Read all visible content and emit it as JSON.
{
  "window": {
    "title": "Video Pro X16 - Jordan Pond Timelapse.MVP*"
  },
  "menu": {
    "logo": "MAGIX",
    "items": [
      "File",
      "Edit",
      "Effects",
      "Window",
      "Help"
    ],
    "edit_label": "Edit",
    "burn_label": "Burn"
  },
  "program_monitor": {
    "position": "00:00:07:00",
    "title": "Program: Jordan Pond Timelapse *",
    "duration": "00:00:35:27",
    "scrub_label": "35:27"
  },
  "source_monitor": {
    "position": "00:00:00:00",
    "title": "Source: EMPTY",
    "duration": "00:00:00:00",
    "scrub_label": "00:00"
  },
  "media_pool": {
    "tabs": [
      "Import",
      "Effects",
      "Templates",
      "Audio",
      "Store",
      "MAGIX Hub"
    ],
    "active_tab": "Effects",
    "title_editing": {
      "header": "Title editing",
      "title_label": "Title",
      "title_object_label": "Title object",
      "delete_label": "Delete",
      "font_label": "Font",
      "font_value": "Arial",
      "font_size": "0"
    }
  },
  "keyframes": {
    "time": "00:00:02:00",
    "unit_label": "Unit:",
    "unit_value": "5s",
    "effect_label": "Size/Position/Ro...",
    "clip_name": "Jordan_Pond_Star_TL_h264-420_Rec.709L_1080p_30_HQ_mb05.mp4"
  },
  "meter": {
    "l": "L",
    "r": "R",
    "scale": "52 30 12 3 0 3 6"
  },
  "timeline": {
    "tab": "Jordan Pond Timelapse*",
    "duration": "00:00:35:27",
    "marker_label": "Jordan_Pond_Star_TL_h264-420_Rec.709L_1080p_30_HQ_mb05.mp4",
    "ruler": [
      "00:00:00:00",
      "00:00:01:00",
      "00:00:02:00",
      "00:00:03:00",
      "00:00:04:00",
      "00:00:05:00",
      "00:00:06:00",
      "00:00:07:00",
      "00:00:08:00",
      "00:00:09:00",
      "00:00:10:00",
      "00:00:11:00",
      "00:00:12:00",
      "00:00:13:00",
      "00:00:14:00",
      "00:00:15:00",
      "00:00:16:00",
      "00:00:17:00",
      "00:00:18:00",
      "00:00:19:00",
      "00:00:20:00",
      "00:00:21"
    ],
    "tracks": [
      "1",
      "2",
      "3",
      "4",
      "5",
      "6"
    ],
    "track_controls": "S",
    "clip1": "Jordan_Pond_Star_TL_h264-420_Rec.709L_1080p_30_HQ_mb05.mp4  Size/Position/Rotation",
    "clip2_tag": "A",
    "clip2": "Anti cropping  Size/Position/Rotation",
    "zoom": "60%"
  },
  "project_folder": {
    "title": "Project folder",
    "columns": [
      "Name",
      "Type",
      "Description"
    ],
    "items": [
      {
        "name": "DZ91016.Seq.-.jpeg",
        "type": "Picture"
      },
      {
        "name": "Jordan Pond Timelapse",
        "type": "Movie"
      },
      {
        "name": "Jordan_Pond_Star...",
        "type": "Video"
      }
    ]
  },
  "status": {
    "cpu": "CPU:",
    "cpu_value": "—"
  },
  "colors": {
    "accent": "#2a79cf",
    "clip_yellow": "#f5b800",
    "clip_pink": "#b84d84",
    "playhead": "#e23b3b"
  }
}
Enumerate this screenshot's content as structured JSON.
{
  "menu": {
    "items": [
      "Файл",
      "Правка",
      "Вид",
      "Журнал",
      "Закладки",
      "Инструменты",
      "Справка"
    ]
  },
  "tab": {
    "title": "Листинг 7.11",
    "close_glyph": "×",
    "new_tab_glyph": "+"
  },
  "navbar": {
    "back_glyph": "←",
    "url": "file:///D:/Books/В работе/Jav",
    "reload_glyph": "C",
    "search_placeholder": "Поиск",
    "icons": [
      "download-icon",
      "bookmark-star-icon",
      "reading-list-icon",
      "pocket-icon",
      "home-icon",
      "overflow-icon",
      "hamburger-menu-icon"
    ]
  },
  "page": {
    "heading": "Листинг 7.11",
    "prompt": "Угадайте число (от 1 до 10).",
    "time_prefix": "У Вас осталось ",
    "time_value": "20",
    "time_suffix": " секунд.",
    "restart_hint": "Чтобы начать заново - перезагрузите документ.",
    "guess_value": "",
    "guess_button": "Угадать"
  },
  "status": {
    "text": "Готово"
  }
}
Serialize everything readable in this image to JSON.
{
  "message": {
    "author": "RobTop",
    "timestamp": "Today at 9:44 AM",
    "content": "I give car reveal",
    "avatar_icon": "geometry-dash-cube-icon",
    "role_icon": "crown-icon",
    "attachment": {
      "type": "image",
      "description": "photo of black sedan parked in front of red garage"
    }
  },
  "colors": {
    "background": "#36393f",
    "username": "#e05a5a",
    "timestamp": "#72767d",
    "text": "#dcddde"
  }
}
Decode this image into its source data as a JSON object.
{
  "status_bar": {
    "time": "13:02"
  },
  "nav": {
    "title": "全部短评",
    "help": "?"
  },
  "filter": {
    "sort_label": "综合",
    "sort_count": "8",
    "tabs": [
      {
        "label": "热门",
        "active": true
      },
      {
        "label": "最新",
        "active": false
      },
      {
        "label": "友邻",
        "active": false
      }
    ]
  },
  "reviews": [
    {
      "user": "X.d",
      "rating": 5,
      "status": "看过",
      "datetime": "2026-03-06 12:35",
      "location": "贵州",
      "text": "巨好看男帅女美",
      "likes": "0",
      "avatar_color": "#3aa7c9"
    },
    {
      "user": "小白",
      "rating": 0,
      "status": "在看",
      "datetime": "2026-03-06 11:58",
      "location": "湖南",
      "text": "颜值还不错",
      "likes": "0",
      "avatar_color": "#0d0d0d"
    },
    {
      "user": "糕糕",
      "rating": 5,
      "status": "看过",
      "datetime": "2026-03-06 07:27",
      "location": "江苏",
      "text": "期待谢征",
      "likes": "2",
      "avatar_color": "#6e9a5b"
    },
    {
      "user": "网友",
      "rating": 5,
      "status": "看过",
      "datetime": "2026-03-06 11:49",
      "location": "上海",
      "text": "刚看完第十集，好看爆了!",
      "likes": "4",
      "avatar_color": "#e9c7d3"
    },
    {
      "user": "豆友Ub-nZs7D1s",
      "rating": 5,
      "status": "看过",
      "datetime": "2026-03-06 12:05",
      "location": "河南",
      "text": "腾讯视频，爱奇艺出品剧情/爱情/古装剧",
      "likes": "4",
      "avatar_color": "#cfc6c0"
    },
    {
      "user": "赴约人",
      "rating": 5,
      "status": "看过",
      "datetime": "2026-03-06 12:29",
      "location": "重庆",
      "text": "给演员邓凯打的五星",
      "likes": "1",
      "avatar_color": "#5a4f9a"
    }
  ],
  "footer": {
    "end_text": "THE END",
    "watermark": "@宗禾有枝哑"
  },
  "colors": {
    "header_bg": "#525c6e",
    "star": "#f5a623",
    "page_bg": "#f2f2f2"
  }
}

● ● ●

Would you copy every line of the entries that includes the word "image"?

◆ Written response:
Serialize everything readable in this image to JSON.
      "type": "image",
Decode this image into its source data as a JSON object.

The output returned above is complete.